Extracted records
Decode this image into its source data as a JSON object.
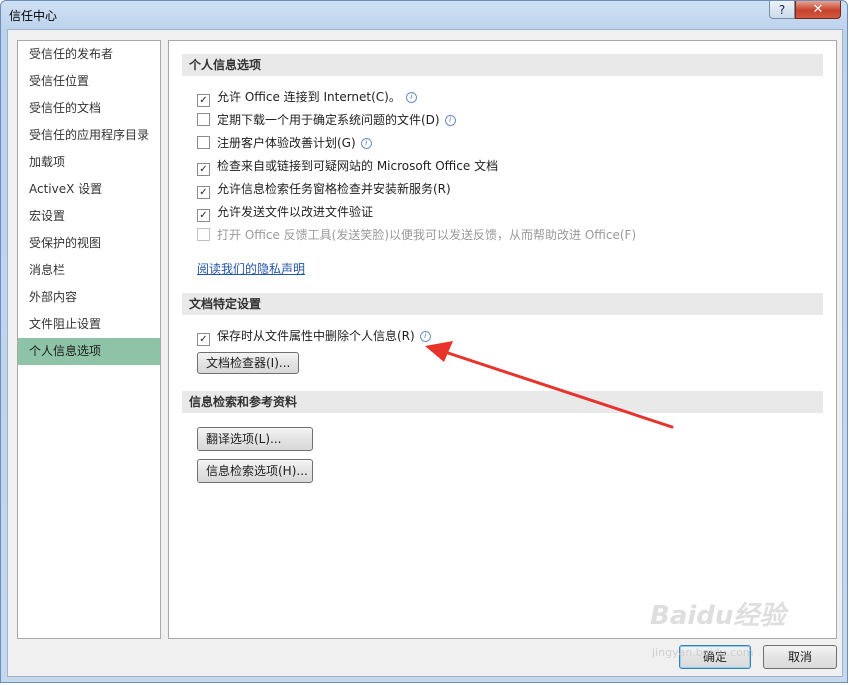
{
  "window": {
    "title": "信任中心",
    "help": "?",
    "close": "✕"
  },
  "nav": {
    "items": [
      "受信任的发布者",
      "受信任位置",
      "受信任的文档",
      "受信任的应用程序目录",
      "加载项",
      "ActiveX 设置",
      "宏设置",
      "受保护的视图",
      "消息栏",
      "外部内容",
      "文件阻止设置",
      "个人信息选项"
    ],
    "selected_index": 11
  },
  "sections": {
    "personal": {
      "title": "个人信息选项",
      "options": [
        {
          "label": "允许 Office 连接到 Internet(C)。",
          "checked": true,
          "info": true
        },
        {
          "label": "定期下载一个用于确定系统问题的文件(D)",
          "checked": false,
          "info": true
        },
        {
          "label": "注册客户体验改善计划(G)",
          "checked": false,
          "info": true
        },
        {
          "label": "检查来自或链接到可疑网站的 Microsoft Office 文档",
          "checked": true,
          "info": false
        },
        {
          "label": "允许信息检索任务窗格检查并安装新服务(R)",
          "checked": true,
          "info": false
        },
        {
          "label": "允许发送文件以改进文件验证",
          "checked": true,
          "info": false
        },
        {
          "label": "打开 Office 反馈工具(发送笑脸)以便我可以发送反馈，从而帮助改进 Office(F)",
          "checked": false,
          "info": false,
          "disabled": true
        }
      ],
      "privacy_link": "阅读我们的隐私声明"
    },
    "doc_specific": {
      "title": "文档特定设置",
      "option": {
        "label": "保存时从文件属性中删除个人信息(R)",
        "checked": true,
        "info": true
      },
      "inspector_button": "文档检查器(I)..."
    },
    "research": {
      "title": "信息检索和参考资料",
      "translate_button": "翻译选项(L)...",
      "research_button": "信息检索选项(H)..."
    }
  },
  "footer": {
    "ok": "确定",
    "cancel": "取消"
  },
  "watermark": {
    "text": "Baidu经验",
    "sub": "jingyan.baidu.com"
  },
  "colors": {
    "selected_nav": "#8fc3a8",
    "arrow": "#e8322c",
    "link": "#2255aa"
  }
}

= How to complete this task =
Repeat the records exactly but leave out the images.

= Answer section =
Decode this image into its source data as a JSON object.
{
  "window": {
    "title": "信任中心",
    "help": "?",
    "close": "✕"
  },
  "nav": {
    "items": [
      "受信任的发布者",
      "受信任位置",
      "受信任的文档",
      "受信任的应用程序目录",
      "加载项",
      "ActiveX 设置",
      "宏设置",
      "受保护的视图",
      "消息栏",
      "外部内容",
      "文件阻止设置",
      "个人信息选项"
    ],
    "selected_index": 11
  },
  "sections": {
    "personal": {
      "title": "个人信息选项",
      "options": [
        {
          "label": "允许 Office 连接到 Internet(C)。",
          "checked": true,
          "info": true
        },
        {
          "label": "定期下载一个用于确定系统问题的文件(D)",
          "checked": false,
          "info": true
        },
        {
          "label": "注册客户体验改善计划(G)",
          "checked": false,
          "info": true
        },
        {
          "label": "检查来自或链接到可疑网站的 Microsoft Office 文档",
          "checked": true,
          "info": false
        },
        {
          "label": "允许信息检索任务窗格检查并安装新服务(R)",
          "checked": true,
          "info": false
        },
        {
          "label": "允许发送文件以改进文件验证",
          "checked": true,
          "info": false
        },
        {
          "label": "打开 Office 反馈工具(发送笑脸)以便我可以发送反馈，从而帮助改进 Office(F)",
          "checked": false,
          "info": false,
          "disabled": true
        }
      ],
      "privacy_link": "阅读我们的隐私声明"
    },
    "doc_specific": {
      "title": "文档特定设置",
      "option": {
        "label": "保存时从文件属性中删除个人信息(R)",
        "checked": true,
        "info": true
      },
      "inspector_button": "文档检查器(I)..."
    },
    "research": {
      "title": "信息检索和参考资料",
      "translate_button": "翻译选项(L)...",
      "research_button": "信息检索选项(H)..."
    }
  },
  "footer": {
    "ok": "确定",
    "cancel": "取消"
  },
  "watermark": {
    "text": "Baidu经验",
    "sub": "jingyan.baidu.com"
  },
  "colors": {
    "selected_nav": "#8fc3a8",
    "arrow": "#e8322c",
    "link": "#2255aa"
  }
}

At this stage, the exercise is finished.